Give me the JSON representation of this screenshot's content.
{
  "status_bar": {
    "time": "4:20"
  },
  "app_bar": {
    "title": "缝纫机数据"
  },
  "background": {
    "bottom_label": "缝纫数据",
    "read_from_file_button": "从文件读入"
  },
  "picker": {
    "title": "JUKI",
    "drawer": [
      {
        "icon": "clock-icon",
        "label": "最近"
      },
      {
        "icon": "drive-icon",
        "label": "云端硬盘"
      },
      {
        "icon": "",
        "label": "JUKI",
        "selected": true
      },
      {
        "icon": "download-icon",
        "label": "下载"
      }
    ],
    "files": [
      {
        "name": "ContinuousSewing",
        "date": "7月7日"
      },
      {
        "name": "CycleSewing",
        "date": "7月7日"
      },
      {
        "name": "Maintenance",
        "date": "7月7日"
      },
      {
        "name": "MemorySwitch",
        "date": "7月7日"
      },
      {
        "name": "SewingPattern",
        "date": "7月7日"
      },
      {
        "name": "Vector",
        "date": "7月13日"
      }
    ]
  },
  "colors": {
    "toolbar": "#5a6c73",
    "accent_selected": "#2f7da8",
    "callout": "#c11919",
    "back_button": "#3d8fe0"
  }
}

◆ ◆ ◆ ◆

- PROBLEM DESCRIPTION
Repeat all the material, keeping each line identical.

- SOLUTION TO THIS TASK
Give me the JSON representation of this screenshot's content.
{
  "status_bar": {
    "time": "4:20"
  },
  "app_bar": {
    "title": "缝纫机数据"
  },
  "background": {
    "bottom_label": "缝纫数据",
    "read_from_file_button": "从文件读入"
  },
  "picker": {
    "title": "JUKI",
    "drawer": [
      {
        "icon": "clock-icon",
        "label": "最近"
      },
      {
        "icon": "drive-icon",
        "label": "云端硬盘"
      },
      {
        "icon": "",
        "label": "JUKI",
        "selected": true
      },
      {
        "icon": "download-icon",
        "label": "下载"
      }
    ],
    "files": [
      {
        "name": "ContinuousSewing",
        "date": "7月7日"
      },
      {
        "name": "CycleSewing",
        "date": "7月7日"
      },
      {
        "name": "Maintenance",
        "date": "7月7日"
      },
      {
        "name": "MemorySwitch",
        "date": "7月7日"
      },
      {
        "name": "SewingPattern",
        "date": "7月7日"
      },
      {
        "name": "Vector",
        "date": "7月13日"
      }
    ]
  },
  "colors": {
    "toolbar": "#5a6c73",
    "accent_selected": "#2f7da8",
    "callout": "#c11919",
    "back_button": "#3d8fe0"
  }
}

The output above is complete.